* [What to produce] Filter out every line below that lacks "modules", and copy the rest.

─── Material provided ───

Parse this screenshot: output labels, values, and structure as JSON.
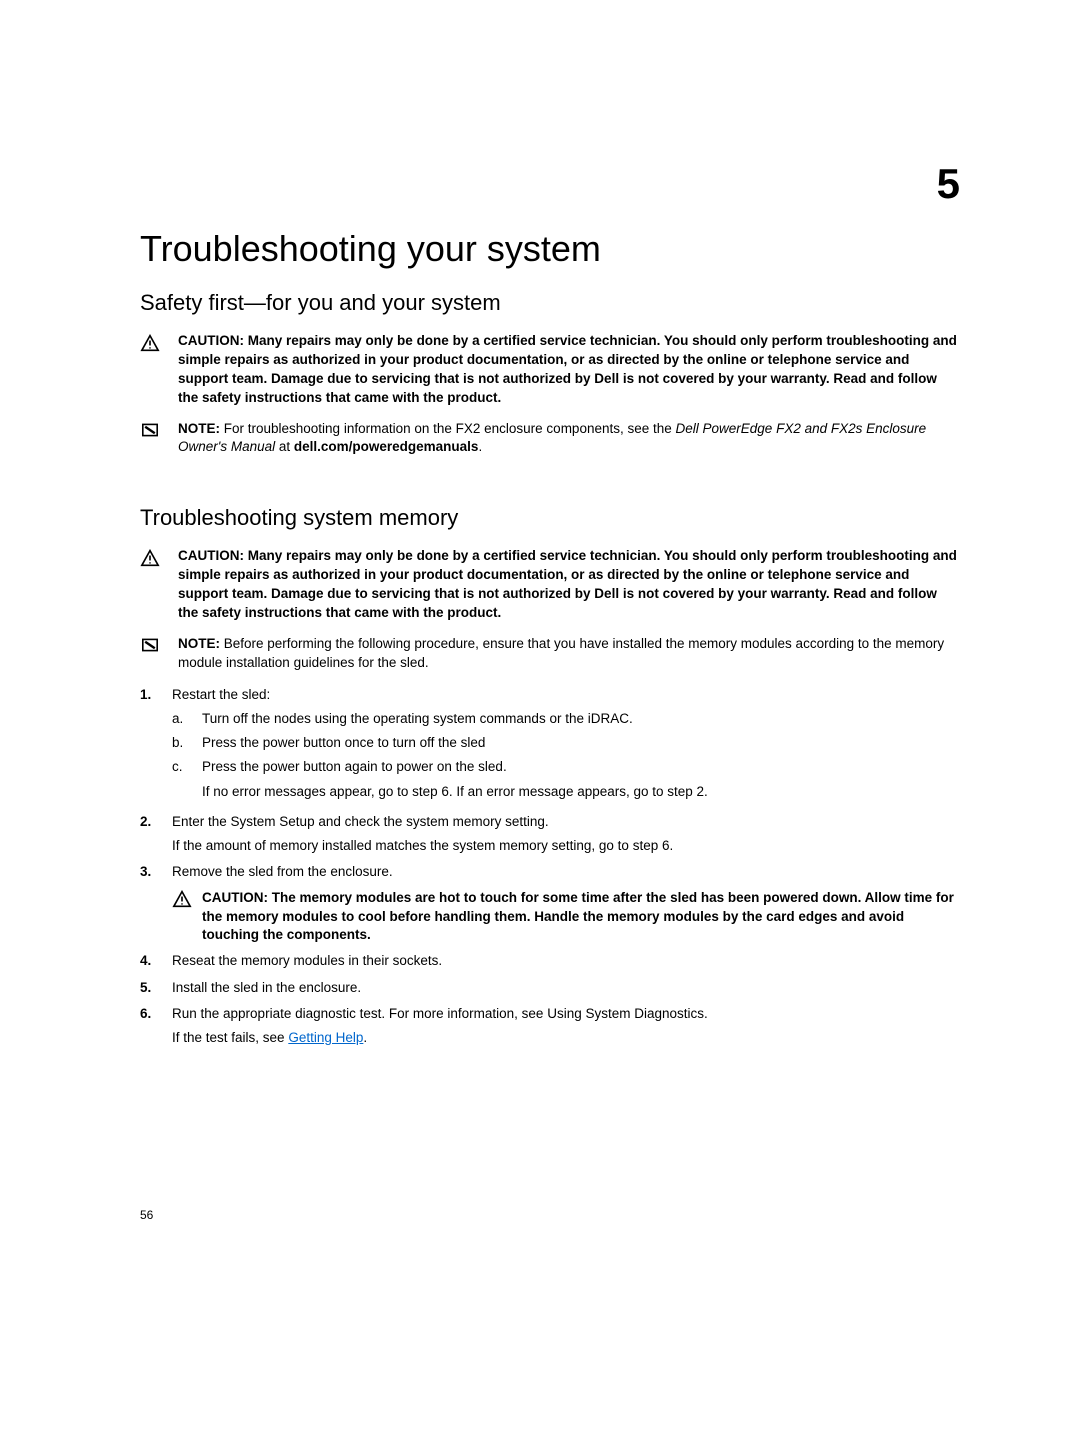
{
  "chapter": {
    "number": "5",
    "title": "Troubleshooting your system"
  },
  "section1": {
    "heading": "Safety first—for you and your system",
    "caution": {
      "label": "CAUTION: ",
      "text": "Many repairs may only be done by a certified service technician. You should only perform troubleshooting and simple repairs as authorized in your product documentation, or as directed by the online or telephone service and support team. Damage due to servicing that is not authorized by Dell is not covered by your warranty. Read and follow the safety instructions that came with the product."
    },
    "note": {
      "label": "NOTE: ",
      "pre": "For troubleshooting information on the FX2 enclosure components, see the ",
      "italic": "Dell PowerEdge FX2 and FX2s Enclosure Owner's Manual",
      "mid": " at ",
      "bold": "dell.com/poweredgemanuals",
      "post": "."
    }
  },
  "section2": {
    "heading": "Troubleshooting system memory",
    "caution": {
      "label": "CAUTION: ",
      "text": "Many repairs may only be done by a certified service technician. You should only perform troubleshooting and simple repairs as authorized in your product documentation, or as directed by the online or telephone service and support team. Damage due to servicing that is not authorized by Dell is not covered by your warranty. Read and follow the safety instructions that came with the product."
    },
    "note": {
      "label": "NOTE: ",
      "text": "Before performing the following procedure, ensure that you have installed the memory modules according to the memory module installation guidelines for the sled."
    },
    "steps": {
      "s1": {
        "num": "1.",
        "text": "Restart the sled:",
        "a": {
          "num": "a.",
          "text": "Turn off the nodes using the operating system commands or the iDRAC."
        },
        "b": {
          "num": "b.",
          "text": "Press the power button once to turn off the sled"
        },
        "c": {
          "num": "c.",
          "text": "Press the power button again to power on the sled."
        },
        "c_sub": "If no error messages appear, go to step 6. If an error message appears, go to step 2."
      },
      "s2": {
        "num": "2.",
        "text": "Enter the System Setup and check the system memory setting.",
        "sub": "If the amount of memory installed matches the system memory setting, go to step 6."
      },
      "s3": {
        "num": "3.",
        "text": "Remove the sled from the enclosure.",
        "caution": {
          "label": "CAUTION: ",
          "text": "The memory modules are hot to touch for some time after the sled has been powered down. Allow time for the memory modules to cool before handling them. Handle the memory modules by the card edges and avoid touching the components."
        }
      },
      "s4": {
        "num": "4.",
        "text": "Reseat the memory modules in their sockets."
      },
      "s5": {
        "num": "5.",
        "text": "Install the sled in the enclosure."
      },
      "s6": {
        "num": "6.",
        "text": "Run the appropriate diagnostic test. For more information, see Using System Diagnostics.",
        "sub_pre": "If the test fails, see ",
        "sub_link": "Getting Help",
        "sub_post": "."
      }
    }
  },
  "page_number": "56"
}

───

* [Task response]
      "text": "Before performing the following procedure, ensure that you have installed the memory modules according to the memory module installation guidelines for the sled."
          "text": "The memory modules are hot to touch for some time after the sled has been powered down. Allow time for the memory modules to cool before handling them. Handle the memory modules by the card edges and avoid touching the components."
        "text": "Reseat the memory modules in their sockets."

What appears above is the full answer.